4. Fear the worst, plan for DDoS attacks ahead
Planning for a cyberattack in advance, enables you to respond quickly before they actually start harming your website.
A proper cyber security plan includes a list of co-workers who will deal with the attack. It also outlines the way the system will prioritize resources to keep most apps and services online, which could keep your business from crashing. Finally, you can also plan how to contact the Internet Service Provider that’s supporting the attack, since they may be able to help stop it entirely.
5. Remind yourself that you’re never ‘too small’ to be DDoS’ed
Many small business owners think that they’re scale isn’t large enough to fall victim to cyber attacks. However, as truth has it, cyber criminals target small businesses and startups more often than large enterprises. This is because bigger companies usually are more inclined to implement security solutions to deal with hacker’s attempts.
As mentioned earlier, small businesses can suffer damages of up to $120,000 per DDoS attack, so, your website is a possible victim to hackers and you should work on enhancing your website’s security.
6. Switch to a hybrid or cloud-based solution
When you switch to using hybrid or cloud-based services, chances are that you’ll have access to unlimited bandwidth. Many websites that are affected by DDoS are sites which run with limited resources. Moving to a cloud-based solution can help you be on the safe side.
7. Bullet-proof your network hardware configurations
You can prevent a DDoS attack by making a few simple hardware configuration changes.
For instance, you can configure your firewall or router to drop incoming ICMP packets or block DNS responses from outside your network (by blocking UDP port 53). This will help protect against certain DNS and ping-based volumetric attacks.
Given the fact that the amount of DDoS attacks has been increasing significantly, and that each attack can have devastating consequences for each business no matter its size or scale, it is important to think about DDoS mitigation tactics sooner than later.

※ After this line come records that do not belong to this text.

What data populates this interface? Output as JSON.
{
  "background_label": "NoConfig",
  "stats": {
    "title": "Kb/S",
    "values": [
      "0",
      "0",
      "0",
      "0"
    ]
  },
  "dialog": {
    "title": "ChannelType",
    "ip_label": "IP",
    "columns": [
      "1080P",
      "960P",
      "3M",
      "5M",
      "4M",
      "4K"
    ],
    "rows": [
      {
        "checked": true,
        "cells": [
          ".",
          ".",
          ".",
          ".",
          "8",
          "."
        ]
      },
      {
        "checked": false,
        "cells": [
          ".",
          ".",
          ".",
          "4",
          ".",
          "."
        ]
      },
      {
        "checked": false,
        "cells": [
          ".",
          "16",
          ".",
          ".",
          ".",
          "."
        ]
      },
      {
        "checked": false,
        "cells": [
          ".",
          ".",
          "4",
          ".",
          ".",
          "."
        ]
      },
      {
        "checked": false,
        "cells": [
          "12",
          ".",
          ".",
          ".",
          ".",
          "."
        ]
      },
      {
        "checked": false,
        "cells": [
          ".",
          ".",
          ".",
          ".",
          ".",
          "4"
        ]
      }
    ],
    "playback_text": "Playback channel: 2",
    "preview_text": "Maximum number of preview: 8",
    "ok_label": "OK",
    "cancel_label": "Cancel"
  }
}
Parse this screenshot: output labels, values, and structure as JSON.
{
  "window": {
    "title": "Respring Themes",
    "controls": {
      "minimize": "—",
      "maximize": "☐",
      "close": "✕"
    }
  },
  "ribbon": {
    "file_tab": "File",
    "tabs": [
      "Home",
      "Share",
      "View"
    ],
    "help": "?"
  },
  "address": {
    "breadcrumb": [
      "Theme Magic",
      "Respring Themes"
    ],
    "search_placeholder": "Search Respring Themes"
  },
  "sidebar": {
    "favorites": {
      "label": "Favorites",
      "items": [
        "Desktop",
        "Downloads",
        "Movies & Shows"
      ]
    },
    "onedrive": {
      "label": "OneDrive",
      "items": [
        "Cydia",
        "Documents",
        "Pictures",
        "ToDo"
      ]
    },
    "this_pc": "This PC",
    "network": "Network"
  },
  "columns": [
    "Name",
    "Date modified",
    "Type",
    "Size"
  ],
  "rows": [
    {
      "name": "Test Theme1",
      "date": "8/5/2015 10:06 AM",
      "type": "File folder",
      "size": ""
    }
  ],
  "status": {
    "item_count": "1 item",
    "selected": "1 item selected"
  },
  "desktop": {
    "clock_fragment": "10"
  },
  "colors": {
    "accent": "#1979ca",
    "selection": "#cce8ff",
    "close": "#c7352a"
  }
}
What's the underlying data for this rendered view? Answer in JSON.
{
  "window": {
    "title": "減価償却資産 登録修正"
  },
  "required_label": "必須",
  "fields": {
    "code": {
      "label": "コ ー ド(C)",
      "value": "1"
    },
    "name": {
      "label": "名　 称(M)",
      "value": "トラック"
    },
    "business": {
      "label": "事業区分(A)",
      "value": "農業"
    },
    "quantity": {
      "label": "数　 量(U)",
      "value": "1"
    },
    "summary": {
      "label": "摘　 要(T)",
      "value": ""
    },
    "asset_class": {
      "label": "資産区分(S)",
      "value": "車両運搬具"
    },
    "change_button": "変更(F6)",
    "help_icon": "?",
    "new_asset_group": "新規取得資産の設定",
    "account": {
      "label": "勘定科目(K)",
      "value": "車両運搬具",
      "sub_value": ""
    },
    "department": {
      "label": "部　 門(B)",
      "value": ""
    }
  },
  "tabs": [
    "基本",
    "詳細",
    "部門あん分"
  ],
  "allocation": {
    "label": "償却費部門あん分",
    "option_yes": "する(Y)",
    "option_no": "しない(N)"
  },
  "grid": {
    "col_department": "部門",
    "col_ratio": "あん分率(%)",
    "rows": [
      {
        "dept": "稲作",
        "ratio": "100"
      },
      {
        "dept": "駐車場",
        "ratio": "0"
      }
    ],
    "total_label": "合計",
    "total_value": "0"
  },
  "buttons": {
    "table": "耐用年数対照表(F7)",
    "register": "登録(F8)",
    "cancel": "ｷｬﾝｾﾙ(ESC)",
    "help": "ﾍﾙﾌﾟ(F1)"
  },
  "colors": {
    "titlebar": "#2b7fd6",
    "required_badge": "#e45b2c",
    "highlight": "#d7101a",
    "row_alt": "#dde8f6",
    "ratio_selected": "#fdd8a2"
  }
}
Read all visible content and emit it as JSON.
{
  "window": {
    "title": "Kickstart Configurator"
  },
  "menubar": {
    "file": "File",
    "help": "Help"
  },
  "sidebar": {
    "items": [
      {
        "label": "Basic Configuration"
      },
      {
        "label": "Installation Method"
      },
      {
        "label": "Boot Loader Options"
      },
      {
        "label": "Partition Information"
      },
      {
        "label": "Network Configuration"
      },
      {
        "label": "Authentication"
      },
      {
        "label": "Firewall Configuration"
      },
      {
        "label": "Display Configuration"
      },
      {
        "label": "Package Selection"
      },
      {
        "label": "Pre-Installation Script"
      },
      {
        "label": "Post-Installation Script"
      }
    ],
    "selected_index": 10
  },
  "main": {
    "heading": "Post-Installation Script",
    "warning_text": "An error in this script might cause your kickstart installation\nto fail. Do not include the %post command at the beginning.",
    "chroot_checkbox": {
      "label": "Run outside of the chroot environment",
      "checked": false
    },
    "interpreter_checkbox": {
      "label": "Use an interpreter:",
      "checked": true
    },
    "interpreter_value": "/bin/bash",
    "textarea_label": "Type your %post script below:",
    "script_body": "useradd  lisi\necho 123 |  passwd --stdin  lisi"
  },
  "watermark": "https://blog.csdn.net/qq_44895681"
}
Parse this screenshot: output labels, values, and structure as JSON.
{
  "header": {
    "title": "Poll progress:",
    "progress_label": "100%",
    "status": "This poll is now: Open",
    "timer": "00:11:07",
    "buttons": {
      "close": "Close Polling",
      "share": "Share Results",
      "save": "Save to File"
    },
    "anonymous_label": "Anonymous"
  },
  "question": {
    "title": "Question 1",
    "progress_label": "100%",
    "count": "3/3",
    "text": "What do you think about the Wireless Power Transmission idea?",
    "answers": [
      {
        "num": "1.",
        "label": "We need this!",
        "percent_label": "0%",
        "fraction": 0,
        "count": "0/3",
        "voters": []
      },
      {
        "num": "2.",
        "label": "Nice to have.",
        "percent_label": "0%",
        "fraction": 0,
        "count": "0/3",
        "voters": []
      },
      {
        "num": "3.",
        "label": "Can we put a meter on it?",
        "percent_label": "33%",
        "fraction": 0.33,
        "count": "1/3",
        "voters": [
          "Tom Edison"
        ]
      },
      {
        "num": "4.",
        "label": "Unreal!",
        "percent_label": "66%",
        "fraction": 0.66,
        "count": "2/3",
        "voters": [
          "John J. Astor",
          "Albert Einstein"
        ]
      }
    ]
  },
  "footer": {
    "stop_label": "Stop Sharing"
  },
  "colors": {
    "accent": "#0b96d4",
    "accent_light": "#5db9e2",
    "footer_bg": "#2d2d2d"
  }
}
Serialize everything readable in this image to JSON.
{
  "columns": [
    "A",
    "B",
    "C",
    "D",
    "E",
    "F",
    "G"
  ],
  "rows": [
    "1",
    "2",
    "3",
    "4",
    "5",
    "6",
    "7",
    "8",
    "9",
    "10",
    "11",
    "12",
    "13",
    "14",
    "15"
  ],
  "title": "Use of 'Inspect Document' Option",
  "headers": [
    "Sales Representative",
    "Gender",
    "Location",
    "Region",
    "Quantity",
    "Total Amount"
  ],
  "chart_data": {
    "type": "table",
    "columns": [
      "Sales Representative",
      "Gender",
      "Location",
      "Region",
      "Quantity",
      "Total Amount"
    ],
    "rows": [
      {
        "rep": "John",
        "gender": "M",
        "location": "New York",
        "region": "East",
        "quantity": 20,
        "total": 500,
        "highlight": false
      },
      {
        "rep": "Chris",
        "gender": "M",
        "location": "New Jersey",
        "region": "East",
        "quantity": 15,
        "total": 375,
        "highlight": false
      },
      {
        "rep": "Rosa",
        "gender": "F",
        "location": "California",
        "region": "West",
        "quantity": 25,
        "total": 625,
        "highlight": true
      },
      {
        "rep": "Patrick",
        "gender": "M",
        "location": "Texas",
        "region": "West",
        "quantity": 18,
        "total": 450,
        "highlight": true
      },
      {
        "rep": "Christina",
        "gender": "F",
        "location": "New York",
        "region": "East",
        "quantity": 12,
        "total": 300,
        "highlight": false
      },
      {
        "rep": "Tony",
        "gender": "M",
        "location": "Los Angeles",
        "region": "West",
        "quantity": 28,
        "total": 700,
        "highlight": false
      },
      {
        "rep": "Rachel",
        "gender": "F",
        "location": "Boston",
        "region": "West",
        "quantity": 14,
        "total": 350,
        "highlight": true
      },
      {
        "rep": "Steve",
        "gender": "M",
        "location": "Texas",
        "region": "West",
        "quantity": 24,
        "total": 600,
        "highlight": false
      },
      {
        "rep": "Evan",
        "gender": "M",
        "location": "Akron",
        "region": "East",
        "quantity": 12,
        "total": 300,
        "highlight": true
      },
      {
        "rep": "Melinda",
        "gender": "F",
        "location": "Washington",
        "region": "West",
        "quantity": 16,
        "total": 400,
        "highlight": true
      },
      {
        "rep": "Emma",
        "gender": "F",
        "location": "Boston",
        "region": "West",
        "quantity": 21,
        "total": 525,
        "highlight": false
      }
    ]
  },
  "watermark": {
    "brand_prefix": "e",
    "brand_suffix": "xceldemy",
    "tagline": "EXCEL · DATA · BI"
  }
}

The above tips and tactics will help you to increase your website’s security and protect against cyberattacks.